Credit Information from YouTube:

Published on Jun 14, 2016
 "Homespun" Made by Sharon and Thomas Hudgins

This film was made with funds from the United States Information Agency's Young Filmmakers Bicentennial Grant Project.

From the USIA records: A documentary film about the traditional craft of handweaving in America. Photographed at the Hambridge Center of Weaving in southern Appalachia, the process and history of weaving is explored to the background of authentic mountain music.

Creator(s): U.S. Information Agency. 1982-10/1/1999 (Most Recent)
 Series: Moving Images Relating to U.S. Domestic and International Activities , 1982 - 1999
 Record Group 306: Records of the U.S. Information Agency, 1900 - 2003

Contact(s): National Archives at College Park - Motion Pictures (RDSM), National Archives at College Park, 8601 Adelphi Road
 College Park, MD 20740-6001
 Phone: 301-837-3540, Fax: 301-837-3620, Email: mopix@nara.gov

National Archives Identifier: 53137
 Local Identifier: 306.7151


Spinner’s Gold – Qiviut


For New Year’s eve, I stash dove into my collection of fibers and pulled up 1 oz. of spinner’s gold – qiviut.

I purchased it back in August 2015 when I went to visit my friend, Larraine, up in Alaska.  I’ve been holding onto it for the right time and reason.  I believe going into a new year spinning it was just what I was waiting for.

Here is a bit of information on Qiviut:

Qiviut Down Length: 1/2 – 6 inches (2-16.5 cm)

Qiviut Down Diameter: estimated between 11 and 19 microns

Qiviut needs to be dehaired and is great for knitting, though it has not fiber memory.

It has a natural color of soft gray-brown.  It can be dyed, but why?

At the price per oz. back in 2015 ($40/oz) it would go a long way if mixed with another fiber with a low micron count.

I plan to knit a simple, lace cowl for myself.  Hopefully I can get enough yardage to ply it on itself.
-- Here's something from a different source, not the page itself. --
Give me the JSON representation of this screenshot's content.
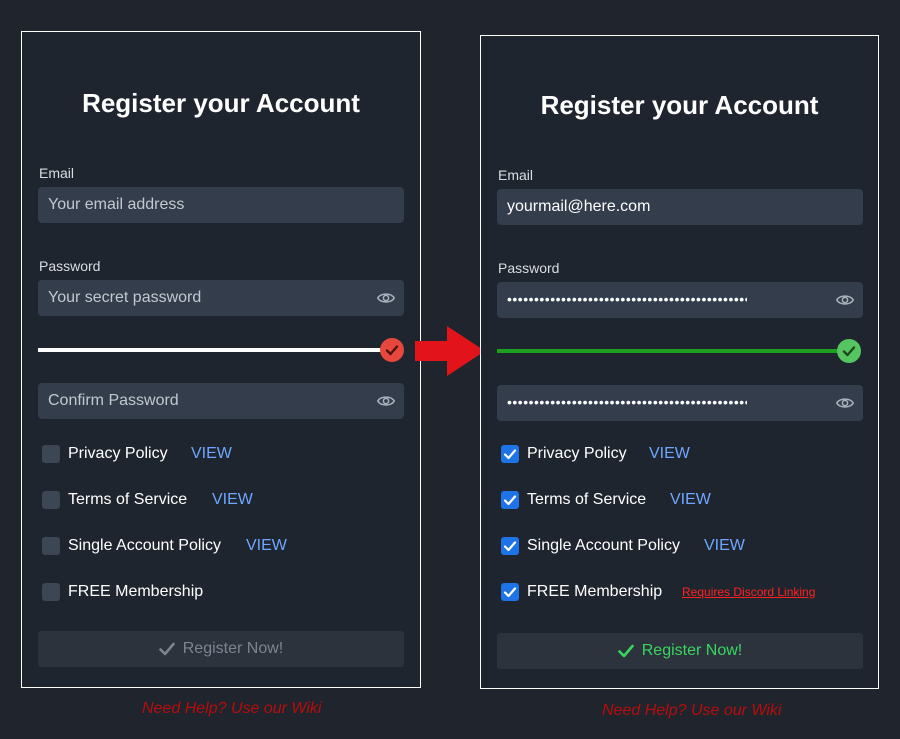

Until next time…stay warm.




January #handmadeholiday2017

In the spirit of taking back the holidays, I am suggesting a  year of #handmadeholiday2017 on Instagram.


Make a list, check it twice…then start the year off with a stash busting hat and a few gift tags to print out to complete your gift.

Let’s start with the hat.

This month will be devoted to hats.  The Family of Stripey Hats from Churchmouse Yarn & Teas is a free pattern and is perfect for using up bits of worsted weight yarn stash to create unique hats for everyone you want to gift a handmade, hand knit item to.

There are many knit-a-longs starting soon, though the one I’m joining in on is #caramomcoffeeKAL for the new pattern design from Boyland Knitworks.  Another stash busting pattern for fingering weight yarns, especially if you have a drawer full like I do.

Next, grab a page or two of cardstock and print out some of these lovely tags.




For a very simple set of 8 tags I made myself.

Screen Shot 2016-12-24 at 8.23.54 AM.png

I love using a paper lunch bag, maybe decorated with a pinecone and cinnamon stick or just a ribbon added with a tag. How easy and yes, thoughtful a small package can be.

Just keeping it simple.

Until next time…